* [REQUIREMENT]: Write out each line from the data below that includes the word "true".

%%

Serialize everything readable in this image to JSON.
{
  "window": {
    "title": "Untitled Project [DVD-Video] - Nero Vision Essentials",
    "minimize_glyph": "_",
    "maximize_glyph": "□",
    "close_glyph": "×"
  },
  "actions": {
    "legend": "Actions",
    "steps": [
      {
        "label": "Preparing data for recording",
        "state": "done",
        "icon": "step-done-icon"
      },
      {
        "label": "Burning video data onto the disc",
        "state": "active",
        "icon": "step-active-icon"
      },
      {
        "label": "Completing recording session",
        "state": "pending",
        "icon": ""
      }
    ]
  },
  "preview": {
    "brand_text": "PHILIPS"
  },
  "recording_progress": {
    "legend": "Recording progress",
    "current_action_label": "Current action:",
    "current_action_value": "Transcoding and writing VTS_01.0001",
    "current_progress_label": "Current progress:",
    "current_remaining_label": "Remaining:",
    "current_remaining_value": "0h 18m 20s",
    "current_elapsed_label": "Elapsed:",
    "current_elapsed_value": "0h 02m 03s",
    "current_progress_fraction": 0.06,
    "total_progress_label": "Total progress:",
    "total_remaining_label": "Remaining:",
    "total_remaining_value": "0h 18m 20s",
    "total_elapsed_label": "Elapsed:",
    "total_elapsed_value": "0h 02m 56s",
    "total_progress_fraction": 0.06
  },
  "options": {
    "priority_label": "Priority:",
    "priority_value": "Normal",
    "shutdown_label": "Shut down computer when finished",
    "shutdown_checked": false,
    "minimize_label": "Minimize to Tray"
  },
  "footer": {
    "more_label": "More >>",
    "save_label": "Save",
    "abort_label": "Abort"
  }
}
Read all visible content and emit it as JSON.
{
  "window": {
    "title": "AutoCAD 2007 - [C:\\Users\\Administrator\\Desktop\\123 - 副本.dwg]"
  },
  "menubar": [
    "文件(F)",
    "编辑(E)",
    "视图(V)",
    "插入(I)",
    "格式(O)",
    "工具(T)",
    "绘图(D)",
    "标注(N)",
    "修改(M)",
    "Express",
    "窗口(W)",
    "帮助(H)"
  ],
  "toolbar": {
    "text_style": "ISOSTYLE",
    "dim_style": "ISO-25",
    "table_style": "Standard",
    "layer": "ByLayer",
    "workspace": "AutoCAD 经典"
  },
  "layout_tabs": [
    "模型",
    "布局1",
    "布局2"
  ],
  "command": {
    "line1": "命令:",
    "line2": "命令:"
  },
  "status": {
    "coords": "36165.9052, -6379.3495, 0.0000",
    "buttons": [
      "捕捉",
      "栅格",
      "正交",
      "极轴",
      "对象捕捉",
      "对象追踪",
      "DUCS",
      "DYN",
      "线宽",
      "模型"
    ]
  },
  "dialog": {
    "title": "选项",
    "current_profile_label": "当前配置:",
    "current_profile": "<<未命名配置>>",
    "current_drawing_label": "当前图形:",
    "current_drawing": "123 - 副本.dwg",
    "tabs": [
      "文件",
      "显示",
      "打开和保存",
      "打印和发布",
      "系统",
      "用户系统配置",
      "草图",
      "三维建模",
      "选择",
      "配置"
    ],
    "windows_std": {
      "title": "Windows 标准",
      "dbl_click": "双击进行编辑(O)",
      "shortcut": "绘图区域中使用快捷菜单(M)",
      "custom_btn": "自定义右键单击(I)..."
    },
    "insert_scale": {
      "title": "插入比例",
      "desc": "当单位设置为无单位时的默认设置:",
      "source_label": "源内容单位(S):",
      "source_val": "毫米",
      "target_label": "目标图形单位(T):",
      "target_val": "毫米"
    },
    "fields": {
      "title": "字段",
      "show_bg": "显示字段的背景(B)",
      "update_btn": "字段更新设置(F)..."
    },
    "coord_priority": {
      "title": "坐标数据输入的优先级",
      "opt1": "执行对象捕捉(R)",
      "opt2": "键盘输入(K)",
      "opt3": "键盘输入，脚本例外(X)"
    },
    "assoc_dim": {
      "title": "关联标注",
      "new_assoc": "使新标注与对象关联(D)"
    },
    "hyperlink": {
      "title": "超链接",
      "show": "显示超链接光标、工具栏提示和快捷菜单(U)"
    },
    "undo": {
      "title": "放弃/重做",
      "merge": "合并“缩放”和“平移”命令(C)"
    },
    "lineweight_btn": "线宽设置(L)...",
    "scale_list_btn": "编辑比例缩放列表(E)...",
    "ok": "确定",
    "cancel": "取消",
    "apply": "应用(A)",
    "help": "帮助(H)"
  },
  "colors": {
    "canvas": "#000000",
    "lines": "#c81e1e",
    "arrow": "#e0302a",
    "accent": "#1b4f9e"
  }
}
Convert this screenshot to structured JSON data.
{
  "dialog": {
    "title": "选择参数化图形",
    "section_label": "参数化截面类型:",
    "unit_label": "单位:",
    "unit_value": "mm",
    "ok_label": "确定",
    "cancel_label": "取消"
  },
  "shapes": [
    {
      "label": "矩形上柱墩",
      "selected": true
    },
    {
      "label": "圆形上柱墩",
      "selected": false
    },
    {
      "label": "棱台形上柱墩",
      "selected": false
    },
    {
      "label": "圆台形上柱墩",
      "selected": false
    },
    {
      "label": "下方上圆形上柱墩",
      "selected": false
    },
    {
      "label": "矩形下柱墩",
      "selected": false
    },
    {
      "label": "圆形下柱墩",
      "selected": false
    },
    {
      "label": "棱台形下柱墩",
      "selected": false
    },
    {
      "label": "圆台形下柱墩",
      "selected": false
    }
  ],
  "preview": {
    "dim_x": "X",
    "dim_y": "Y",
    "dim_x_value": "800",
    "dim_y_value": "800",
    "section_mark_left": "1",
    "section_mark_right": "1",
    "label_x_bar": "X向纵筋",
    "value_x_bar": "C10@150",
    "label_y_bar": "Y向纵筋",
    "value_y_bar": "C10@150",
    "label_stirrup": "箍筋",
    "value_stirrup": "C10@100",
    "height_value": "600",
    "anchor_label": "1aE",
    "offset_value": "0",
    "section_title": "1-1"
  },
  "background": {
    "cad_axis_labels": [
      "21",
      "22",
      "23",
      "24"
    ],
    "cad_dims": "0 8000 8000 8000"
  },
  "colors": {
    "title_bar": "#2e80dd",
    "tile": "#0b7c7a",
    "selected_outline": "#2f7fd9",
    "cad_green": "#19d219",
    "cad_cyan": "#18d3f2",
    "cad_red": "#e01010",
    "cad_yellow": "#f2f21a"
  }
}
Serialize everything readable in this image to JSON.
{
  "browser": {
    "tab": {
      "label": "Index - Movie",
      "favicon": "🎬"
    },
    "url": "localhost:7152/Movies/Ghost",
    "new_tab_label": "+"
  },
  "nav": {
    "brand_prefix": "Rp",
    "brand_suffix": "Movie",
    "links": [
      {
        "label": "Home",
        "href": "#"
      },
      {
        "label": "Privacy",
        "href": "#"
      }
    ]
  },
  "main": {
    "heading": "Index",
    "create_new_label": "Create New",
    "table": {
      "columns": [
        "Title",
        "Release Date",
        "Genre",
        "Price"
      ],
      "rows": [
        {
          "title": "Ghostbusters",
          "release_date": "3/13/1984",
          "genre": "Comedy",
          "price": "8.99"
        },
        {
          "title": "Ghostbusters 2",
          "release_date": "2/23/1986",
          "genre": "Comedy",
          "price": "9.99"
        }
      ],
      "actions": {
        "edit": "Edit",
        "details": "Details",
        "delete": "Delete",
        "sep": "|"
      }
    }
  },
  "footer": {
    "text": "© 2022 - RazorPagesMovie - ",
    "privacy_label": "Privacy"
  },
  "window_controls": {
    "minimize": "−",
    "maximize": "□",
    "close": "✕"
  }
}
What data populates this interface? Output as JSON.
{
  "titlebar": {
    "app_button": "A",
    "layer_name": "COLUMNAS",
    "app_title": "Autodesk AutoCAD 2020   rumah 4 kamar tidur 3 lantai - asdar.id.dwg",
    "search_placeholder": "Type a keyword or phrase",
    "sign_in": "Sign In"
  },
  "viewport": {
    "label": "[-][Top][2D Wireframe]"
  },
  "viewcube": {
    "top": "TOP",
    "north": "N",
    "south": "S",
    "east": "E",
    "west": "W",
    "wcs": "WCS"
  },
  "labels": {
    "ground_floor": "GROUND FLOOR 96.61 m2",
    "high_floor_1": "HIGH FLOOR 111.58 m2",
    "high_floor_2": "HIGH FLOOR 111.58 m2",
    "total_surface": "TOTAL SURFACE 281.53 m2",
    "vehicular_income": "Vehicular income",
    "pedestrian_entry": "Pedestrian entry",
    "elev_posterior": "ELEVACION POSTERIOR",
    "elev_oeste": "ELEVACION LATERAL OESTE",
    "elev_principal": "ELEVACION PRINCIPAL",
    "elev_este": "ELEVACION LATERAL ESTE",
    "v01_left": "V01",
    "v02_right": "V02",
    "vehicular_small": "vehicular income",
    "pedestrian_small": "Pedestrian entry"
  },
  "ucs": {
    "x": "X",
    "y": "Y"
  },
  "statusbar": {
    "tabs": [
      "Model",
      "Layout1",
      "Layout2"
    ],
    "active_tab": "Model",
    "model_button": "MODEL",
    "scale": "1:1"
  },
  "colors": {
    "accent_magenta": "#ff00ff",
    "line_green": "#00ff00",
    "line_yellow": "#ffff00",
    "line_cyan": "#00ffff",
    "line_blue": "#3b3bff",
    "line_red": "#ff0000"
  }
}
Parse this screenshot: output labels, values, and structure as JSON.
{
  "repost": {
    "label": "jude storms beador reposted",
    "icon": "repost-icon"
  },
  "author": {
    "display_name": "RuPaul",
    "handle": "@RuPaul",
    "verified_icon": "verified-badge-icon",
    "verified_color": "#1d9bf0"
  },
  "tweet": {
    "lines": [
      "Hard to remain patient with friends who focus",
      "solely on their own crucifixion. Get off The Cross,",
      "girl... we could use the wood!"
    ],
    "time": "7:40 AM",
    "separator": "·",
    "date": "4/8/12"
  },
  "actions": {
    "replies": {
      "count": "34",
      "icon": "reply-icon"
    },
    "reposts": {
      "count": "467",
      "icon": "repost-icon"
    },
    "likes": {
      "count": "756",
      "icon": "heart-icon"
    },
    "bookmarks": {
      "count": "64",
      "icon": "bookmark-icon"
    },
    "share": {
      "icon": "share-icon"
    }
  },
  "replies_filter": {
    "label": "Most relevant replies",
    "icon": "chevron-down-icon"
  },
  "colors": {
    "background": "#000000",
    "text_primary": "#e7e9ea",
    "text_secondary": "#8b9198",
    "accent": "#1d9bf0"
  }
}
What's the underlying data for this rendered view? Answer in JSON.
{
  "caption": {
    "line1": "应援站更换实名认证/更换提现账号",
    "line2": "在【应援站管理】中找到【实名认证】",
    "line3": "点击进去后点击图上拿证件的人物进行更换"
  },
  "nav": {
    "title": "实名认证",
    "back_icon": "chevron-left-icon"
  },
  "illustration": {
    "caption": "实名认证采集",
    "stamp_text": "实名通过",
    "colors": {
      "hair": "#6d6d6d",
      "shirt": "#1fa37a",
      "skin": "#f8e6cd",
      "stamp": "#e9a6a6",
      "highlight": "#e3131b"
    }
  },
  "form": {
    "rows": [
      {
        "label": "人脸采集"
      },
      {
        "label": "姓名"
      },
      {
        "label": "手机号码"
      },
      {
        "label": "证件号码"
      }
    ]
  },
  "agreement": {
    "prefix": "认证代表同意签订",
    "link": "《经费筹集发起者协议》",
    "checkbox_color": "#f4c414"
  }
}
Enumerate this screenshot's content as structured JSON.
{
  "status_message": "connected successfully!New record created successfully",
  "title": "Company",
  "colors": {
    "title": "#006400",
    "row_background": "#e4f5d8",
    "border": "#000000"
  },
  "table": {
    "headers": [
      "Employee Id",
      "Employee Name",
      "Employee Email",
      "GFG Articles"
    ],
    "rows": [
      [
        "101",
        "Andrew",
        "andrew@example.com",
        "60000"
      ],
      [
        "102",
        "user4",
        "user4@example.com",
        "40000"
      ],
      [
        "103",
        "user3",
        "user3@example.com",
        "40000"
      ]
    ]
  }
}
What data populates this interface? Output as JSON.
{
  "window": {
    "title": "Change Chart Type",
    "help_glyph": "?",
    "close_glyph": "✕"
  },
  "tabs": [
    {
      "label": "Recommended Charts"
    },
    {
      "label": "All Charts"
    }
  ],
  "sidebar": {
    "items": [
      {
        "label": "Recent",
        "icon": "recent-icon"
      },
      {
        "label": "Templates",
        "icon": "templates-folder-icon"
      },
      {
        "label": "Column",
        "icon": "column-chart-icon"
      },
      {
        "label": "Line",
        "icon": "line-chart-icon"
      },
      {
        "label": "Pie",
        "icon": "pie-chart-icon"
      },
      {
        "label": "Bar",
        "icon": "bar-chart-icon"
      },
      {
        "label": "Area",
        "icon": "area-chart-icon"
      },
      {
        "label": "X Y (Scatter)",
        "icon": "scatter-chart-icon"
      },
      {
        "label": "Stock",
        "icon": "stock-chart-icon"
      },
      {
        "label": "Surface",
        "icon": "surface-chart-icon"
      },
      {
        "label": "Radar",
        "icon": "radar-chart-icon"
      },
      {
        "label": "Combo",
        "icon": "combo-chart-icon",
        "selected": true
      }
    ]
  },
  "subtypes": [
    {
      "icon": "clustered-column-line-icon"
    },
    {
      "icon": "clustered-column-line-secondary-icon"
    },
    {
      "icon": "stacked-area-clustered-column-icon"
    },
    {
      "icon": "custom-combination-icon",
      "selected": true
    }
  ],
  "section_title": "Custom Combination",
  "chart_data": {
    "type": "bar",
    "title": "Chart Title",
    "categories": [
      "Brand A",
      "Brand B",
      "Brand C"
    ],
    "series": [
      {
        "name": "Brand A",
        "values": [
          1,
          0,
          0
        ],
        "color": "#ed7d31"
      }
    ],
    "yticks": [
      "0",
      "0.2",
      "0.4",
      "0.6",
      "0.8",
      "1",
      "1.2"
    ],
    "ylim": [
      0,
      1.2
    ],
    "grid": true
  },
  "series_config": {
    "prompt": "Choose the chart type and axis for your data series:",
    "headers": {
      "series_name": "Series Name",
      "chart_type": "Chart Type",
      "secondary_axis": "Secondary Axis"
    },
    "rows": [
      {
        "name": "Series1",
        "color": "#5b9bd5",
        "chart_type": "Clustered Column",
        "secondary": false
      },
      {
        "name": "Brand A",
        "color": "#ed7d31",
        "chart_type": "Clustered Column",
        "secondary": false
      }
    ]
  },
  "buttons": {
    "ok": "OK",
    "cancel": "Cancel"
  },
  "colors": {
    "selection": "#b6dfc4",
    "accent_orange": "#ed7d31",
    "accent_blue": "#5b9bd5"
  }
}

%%

* [RESPONSE AREA]:
      "selected": true
        "selected": true
      "selected": true
    "grid": true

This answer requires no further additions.